In January, Bonnier Publishing laid off 70 employees, including 30 in its Winter Park, Florida, office in the U.S. The move was called a “bloodbath” in some publishing circles, and it was shortly followed by the trimming of two outdoor industry titans—Field & Stream, and Outdoor Life. Print frequency for Field & Stream, which according to the New York Post is one of Bonnier’s most widely-circulated magazines, is being cut from nine issues per year to six. Meanwhile, Outdoor Life gets an even broader axe, falling from nine issues to just four.
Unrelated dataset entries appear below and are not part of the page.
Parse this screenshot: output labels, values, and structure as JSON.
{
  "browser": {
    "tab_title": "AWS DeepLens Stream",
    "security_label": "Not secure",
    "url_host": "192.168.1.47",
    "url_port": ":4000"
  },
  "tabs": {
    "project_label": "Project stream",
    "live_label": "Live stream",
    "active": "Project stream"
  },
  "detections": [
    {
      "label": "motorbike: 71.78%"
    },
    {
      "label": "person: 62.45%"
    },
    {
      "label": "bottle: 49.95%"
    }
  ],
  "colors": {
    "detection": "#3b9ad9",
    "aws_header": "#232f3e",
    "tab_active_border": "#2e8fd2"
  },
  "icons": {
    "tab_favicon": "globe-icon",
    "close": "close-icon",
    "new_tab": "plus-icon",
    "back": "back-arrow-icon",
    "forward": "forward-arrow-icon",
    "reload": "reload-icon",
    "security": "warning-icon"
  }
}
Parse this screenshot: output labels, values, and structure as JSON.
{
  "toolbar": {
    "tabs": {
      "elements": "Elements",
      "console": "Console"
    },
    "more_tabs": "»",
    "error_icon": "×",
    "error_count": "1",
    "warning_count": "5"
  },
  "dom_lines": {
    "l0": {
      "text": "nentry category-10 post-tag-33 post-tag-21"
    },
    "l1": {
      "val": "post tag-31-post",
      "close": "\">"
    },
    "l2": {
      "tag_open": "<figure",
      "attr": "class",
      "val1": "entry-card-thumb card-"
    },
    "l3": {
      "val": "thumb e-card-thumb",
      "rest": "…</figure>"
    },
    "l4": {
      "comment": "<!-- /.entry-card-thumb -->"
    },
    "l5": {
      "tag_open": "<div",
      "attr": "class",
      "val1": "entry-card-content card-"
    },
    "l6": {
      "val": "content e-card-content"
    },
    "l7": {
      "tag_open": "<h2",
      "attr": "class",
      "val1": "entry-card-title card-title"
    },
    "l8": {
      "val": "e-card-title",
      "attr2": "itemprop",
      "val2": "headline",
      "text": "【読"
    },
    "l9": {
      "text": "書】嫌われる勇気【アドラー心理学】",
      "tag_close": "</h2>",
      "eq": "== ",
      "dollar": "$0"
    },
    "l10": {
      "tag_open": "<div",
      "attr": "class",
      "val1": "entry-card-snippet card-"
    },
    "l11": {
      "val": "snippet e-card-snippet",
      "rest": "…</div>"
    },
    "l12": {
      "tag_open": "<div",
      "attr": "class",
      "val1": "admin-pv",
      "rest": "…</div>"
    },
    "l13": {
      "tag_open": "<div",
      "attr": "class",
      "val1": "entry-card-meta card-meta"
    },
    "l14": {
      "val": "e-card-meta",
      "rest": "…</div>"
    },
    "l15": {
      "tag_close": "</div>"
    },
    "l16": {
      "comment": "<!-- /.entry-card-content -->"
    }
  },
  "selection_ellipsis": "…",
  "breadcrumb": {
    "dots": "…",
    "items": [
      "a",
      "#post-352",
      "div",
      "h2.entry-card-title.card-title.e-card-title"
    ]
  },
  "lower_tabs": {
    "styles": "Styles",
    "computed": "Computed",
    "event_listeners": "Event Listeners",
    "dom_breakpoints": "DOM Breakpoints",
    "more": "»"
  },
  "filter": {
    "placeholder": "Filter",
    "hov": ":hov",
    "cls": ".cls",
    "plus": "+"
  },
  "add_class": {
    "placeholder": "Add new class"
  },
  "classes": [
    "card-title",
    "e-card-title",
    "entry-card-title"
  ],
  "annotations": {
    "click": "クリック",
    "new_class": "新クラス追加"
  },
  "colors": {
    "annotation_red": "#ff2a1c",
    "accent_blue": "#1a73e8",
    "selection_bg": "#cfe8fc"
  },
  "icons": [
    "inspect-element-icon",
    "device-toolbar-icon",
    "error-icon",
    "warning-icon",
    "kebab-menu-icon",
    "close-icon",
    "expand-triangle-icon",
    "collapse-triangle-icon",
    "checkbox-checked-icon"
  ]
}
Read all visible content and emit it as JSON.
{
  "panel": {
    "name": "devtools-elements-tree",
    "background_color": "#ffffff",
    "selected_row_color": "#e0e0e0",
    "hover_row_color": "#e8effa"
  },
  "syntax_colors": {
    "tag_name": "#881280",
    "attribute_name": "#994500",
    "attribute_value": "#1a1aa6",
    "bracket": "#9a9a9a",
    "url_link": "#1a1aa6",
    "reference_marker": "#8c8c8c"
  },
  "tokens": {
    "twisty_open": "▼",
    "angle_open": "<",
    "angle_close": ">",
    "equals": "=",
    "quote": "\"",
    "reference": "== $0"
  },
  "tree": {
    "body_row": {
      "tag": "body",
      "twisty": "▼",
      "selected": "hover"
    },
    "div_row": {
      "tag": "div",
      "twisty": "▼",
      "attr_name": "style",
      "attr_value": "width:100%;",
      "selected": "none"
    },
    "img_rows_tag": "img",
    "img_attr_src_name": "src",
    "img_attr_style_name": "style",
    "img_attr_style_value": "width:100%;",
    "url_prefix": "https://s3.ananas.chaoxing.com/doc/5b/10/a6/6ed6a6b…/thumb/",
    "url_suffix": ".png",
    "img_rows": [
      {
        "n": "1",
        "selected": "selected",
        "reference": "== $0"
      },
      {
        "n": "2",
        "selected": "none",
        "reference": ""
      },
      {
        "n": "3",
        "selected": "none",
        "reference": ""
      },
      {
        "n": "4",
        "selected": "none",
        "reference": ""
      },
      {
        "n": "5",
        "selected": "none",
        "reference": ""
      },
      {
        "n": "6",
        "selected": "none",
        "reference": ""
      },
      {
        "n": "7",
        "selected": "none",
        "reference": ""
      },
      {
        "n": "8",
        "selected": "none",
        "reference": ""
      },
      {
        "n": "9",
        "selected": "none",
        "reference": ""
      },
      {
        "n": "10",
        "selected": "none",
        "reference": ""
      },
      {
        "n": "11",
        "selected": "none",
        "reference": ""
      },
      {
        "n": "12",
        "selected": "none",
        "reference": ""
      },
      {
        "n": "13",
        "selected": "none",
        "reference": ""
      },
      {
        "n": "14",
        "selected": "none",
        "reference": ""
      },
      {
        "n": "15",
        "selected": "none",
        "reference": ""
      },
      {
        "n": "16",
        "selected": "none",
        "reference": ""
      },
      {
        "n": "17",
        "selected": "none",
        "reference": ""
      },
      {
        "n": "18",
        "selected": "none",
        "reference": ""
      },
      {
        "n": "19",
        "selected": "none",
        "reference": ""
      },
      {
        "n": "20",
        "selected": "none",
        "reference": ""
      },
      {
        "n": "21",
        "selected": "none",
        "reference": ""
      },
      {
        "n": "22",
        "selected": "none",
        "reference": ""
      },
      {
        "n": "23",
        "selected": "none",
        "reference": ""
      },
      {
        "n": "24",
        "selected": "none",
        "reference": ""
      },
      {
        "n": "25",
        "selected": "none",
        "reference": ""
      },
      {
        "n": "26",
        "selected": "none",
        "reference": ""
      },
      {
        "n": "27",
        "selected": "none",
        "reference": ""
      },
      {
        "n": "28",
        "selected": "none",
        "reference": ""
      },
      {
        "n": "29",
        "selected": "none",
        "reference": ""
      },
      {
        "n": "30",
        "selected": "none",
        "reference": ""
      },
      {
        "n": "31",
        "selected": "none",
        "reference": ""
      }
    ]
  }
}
The strike: Neither publication could be accused of navigating the digital transition seamlessly, but both have been stalwarts in the outdoor world for more than a century. They’re the grandparents of fishing magazines nationwide, and as such still carried a banner that demands respect. In an internet-fueled world where media is in higher demand than ever and outdoor recreation accounts for more than $370 billion dollars per year, the cuts put another spotlight on the struggle that legacy print publications have had converting subscription revenue models to digital income. The money is out there—but how do you get people to spend it when so much information is available for free? That’s a riddle pondered in publishing offices across the country, and—apparently—at Field & Stream and Outdoor Life.
(as reported in Tackle Trade Retailer)